About the Memento Project

Last updated: January 23, 2015

Memento wants to make it as straightforward to access the Web of the past as it is to access the current Web.

With Memento, you are able to access a version of a Web resource as it existed at some date in the past, by entering that resource's HTTP address in your browser like you always do, and by specifying the desired date in a browser plug-in. Obviously, you will only get to see old versions of a resource if some exist, for example, in a web archive or a content versioning system. But if old versions exist, and if they are hosted by servers that support the Memento protocol, you will seamlessly be able to access them. Because most public web archives around the world already support the protocol you can start your web time travel right away by installing the Memento extension for Chrome. One day, hopefully, also browsers will support the protocol and browser extensions will no longer be required.

The Memento protocol is specified in RFC 7089. If you want a more gentle entry point, check out the Introduction to Memento. In essence, the Memento protocol adds a time dimension to HTTP. Inspired by HTTP content negotiation, the protocol introduces the notion of datetime negotiation that allows a client to request a version of a resource as it existed at a specified time in the past. The Memento protocol aligns neatly with a common pattern used for versioning Web resources. Resource Versioning and Memento describes what systems that host resource versions can do to help bootstrap a variety of novel, temporal Web applications.

If you are interested in establishing a Web with a memory, please join the Memento Development Group.

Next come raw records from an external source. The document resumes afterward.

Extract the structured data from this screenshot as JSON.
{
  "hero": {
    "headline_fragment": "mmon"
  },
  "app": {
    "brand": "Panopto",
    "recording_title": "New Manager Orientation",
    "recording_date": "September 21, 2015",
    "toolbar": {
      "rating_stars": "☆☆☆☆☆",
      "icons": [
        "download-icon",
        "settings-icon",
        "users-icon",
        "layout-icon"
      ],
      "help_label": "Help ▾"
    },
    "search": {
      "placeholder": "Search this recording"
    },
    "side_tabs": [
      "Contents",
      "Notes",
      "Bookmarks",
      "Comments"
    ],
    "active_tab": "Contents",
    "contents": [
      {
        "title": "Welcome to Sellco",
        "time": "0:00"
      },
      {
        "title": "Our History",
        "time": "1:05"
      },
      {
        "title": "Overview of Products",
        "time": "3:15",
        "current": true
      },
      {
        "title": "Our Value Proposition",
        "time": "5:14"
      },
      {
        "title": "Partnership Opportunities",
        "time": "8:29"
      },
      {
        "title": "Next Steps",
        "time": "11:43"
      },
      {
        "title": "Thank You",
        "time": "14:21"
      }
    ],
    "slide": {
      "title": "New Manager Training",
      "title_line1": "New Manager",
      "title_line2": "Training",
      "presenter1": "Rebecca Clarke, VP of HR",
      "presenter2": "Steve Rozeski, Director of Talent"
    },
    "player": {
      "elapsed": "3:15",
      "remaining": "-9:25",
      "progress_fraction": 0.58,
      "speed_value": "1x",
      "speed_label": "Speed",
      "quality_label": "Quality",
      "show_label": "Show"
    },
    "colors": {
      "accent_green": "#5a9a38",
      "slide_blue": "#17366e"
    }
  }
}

Memento is a collaboration between the Prototyping Team of the Research Library of the Los Alamos National Laboratory and the Computer Science Department of Old Dominion University. Memento has received funding from the Library of Congress and the Andrew W. Mellon Foundation.